Landslides on the radar: detection, monitoring, and runout hazard forecasting

Zhong Lu1, Yuankun Xu1, Roland Burgmann2, and David George3
Zhong Lu et al.
  • 1Southern Methodist Univ, Huffington Department of Earth Sciences, Dallas, USA
  • 2Univ of California Berkeley, Berkeley, CA, 94720, USA
  • 3U.S. Geological Survey, Vancouver, WA 98683, USA

Landslides annually cause thousands of casualties and billions of dollars in property loss. Mitigation of their hazards demands answers to three fundamental questions: where are the landslides, how are they evolving, and what damages would they cause upon a runout failure? Radar remote sensing, capable of capturing landslide deformation in near real-time, proves itself an effective and efficient tool to help address these challenges. Here, we highlight a workflow that incorporate SAR (Synthetic Aperture Radar)’s unique values to aid landslide detection, monitoring, and runout damage forecasting. By integrating field instrumentation and hydromechanical modeling, our recent studies over the U.S. West Coast substantiated SAR’s powerful capabilities: (1) Discovering approximately 600 destabilized, slow-moving landslides that were missing from the currently existing, non-systematically mapped landslide database of the United States; (2) Monitoring and characterizing spatiotemporal dynamics of landslides that destroy highways (e.g., the Hooskanaden landslide in southwestern Oregon), damage aquatic habitats (e.g., tens of irrigation-induced landslides in eastern Washington ), and endanger communities (e.g., the Cascade Locks landslide in southern Washington); (3) Constraining source volume to help predict runout hazard of landslides that threaten popular campgrounds (e.g., the Gold Basin landslide in central Washington) and urban communities (e.g., the Cape Meares landslide in northwestern Oregon). Adaptation of our methodology to assimilate SAR observations could prove useful for mitigating similar landslide hazards beyond the regional scale.

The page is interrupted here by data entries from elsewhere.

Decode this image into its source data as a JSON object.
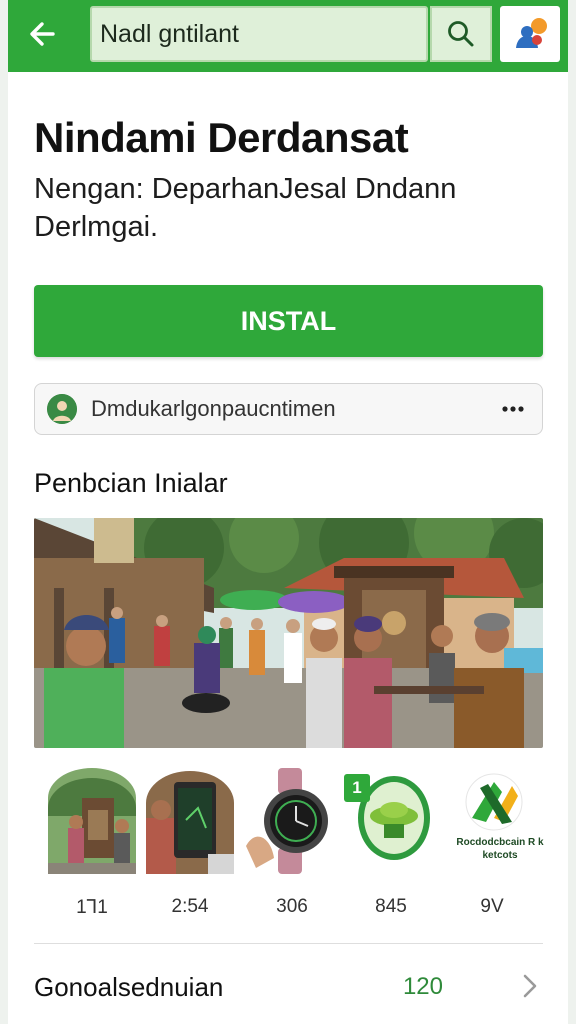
{
  "colors": {
    "accent": "#2fa83a",
    "search_bg": "#dff0d9",
    "value_green": "#2f8a3a"
  },
  "topbar": {
    "back_icon": "arrow-left-icon",
    "search": {
      "value": "Nadl gntilant"
    },
    "search_icon": "search-icon",
    "account_icon": "avatar-icon"
  },
  "app": {
    "title": "Nindami Derdansat",
    "subtitle": "Nengan: DeparhanJesal Dndann Derlmgai."
  },
  "install": {
    "label": "INSTAL"
  },
  "developer": {
    "name": "Dmdukarlgonpaucntimen",
    "more_icon": "more-horizontal-icon"
  },
  "section": {
    "title": "Penbcian Inialar"
  },
  "thumbnails": [
    {
      "value": "1Ꞁ1"
    },
    {
      "value": "2:54"
    },
    {
      "value": "306"
    },
    {
      "value": "845"
    },
    {
      "value": "9V"
    }
  ],
  "badge_number": "1",
  "logo_caption": "Rocdodcbcain R k ketcots",
  "footer_row": {
    "label": "Gonoalsednuian",
    "value": "120",
    "chevron_icon": "chevron-right-icon"
  }
}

How to cite: Lu, Z., Xu, Y., Burgmann, R., and George, D.: Landslides on the radar: detection, monitoring, and runout hazard forecasting, EGU General Assembly 2022, Vienna, Austria, 23–27 May 2022, EGU22-8647,, 2022.